"Before each event, [we host] an exhibitor preview day for all booth reps to access the show early and walk through the features and functionality of the virtual event platform," says Schwartz. "A dedicated project manager will train the booth reps on all of the communication features, and also provide best practices for the exhibitors so they are fully prepared." This helps ensure that the event will be a success for them.
10. Conduct post-event conversations.
Seek feedback from your exhibitors and sponsors on what they liked, and encourage constructive criticism. This input makes for better future events. "I interview all the sponsors individually, and I think that's crucial," says Miller.
Marketing Your Event
11. Use targeted, multiplatform campaigns.
"We've found that targeting our audience is the first step to an effective campaign. We don't send out e-mail 'blasts' to everyone … in our database like our competitors do—the recipients of the e-mail invitations are carefully selected based on their interests and their job functions," says Schwartz. "… Having a well-rounded campaign is also very important—we use e-mail invitations, promotional banners throughout the brand sites that host the event, and the lead editors involved will cross-promote the event with other related articles, or in their Twitter and social media tools."
12. Beware list fatigue.
"If you're doing nothing to maintain [a fresh list] and not cause list fatigue, [you're making a mistake]," warns Klombers. "… What are you doing to drive more readership or audience gen[eration] at this point? You should be using the Web and social media."
13. Involve your exhibitors in marketing.

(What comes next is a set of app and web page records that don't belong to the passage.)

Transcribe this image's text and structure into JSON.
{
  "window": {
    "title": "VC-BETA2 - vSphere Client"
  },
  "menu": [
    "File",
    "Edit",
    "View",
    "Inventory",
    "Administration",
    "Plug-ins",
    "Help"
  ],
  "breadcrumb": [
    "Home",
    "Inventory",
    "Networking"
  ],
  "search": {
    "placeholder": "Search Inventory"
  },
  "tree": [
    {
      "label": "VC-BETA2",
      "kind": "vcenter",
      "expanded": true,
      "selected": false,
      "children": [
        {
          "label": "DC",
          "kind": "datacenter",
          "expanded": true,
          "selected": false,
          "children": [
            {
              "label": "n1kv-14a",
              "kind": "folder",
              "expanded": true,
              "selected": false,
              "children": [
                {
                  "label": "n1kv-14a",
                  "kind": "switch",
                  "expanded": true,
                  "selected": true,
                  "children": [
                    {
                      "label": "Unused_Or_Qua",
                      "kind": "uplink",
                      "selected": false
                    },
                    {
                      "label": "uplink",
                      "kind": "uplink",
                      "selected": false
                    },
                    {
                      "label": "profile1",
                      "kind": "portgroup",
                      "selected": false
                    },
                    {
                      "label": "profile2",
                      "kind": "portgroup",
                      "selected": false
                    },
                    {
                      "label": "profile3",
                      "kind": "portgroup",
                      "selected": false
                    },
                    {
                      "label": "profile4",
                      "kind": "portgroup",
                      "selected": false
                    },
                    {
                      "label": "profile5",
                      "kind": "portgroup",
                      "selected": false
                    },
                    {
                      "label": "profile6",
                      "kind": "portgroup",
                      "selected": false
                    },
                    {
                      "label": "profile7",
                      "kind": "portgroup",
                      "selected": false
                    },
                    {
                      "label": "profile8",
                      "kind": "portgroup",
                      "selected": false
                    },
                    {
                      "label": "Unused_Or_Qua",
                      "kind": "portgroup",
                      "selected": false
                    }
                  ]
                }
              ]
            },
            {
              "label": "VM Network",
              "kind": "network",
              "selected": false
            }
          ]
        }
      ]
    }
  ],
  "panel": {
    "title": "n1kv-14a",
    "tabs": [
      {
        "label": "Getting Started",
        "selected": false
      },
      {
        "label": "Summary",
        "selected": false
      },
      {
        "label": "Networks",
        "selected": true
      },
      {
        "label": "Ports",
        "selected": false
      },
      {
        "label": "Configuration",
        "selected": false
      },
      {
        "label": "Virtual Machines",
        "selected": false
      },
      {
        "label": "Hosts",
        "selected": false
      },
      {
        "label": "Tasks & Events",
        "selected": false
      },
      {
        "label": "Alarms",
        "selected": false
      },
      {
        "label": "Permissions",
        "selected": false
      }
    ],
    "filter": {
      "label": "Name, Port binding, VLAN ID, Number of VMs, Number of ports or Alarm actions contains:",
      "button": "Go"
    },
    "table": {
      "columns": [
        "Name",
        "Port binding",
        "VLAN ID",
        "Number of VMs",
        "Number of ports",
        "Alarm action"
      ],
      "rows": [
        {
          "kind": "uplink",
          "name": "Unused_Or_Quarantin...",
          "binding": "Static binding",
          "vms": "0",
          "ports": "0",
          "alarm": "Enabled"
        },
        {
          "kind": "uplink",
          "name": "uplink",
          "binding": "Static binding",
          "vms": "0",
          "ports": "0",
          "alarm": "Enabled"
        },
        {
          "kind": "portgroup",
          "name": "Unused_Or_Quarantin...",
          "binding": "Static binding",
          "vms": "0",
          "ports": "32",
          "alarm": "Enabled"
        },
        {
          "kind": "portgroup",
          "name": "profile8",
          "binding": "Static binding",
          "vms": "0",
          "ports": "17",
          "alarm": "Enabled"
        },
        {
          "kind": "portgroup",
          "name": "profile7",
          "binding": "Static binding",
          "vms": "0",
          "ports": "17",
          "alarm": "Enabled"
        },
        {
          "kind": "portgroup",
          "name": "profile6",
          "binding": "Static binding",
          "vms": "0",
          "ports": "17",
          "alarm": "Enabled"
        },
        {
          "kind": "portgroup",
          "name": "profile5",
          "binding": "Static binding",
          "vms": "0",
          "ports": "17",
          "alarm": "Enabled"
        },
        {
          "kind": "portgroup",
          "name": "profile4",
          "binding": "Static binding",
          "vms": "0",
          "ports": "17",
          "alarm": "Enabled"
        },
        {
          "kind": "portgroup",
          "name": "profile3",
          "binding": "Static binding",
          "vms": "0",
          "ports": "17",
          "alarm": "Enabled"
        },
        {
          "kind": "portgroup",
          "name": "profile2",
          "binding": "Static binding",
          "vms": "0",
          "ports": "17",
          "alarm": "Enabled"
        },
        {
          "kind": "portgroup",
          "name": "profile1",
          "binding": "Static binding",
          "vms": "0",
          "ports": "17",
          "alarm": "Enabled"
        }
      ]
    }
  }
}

"You should be making sure … that the sponsors and exhibitors have links on their Web sites so that they drive traffic to the event," says Klombers. "Some of that audience gen[eration] ties back to the sponsors."
14. Promote tweeting and social media use.
"Include social media within the event so it drives additional attendance and … new leads, because of people's social and professional network," adds Klombers.
15. Choose your provider wisely.
"Look for [a virtual events provider] who helps you market, is really there to educate you on the [virtual platform] and will help … [work] with your clients," suggests Szala. "We've had [InXpo's] sales representative go with my salespeople on sales calls to make sure that they understand the system."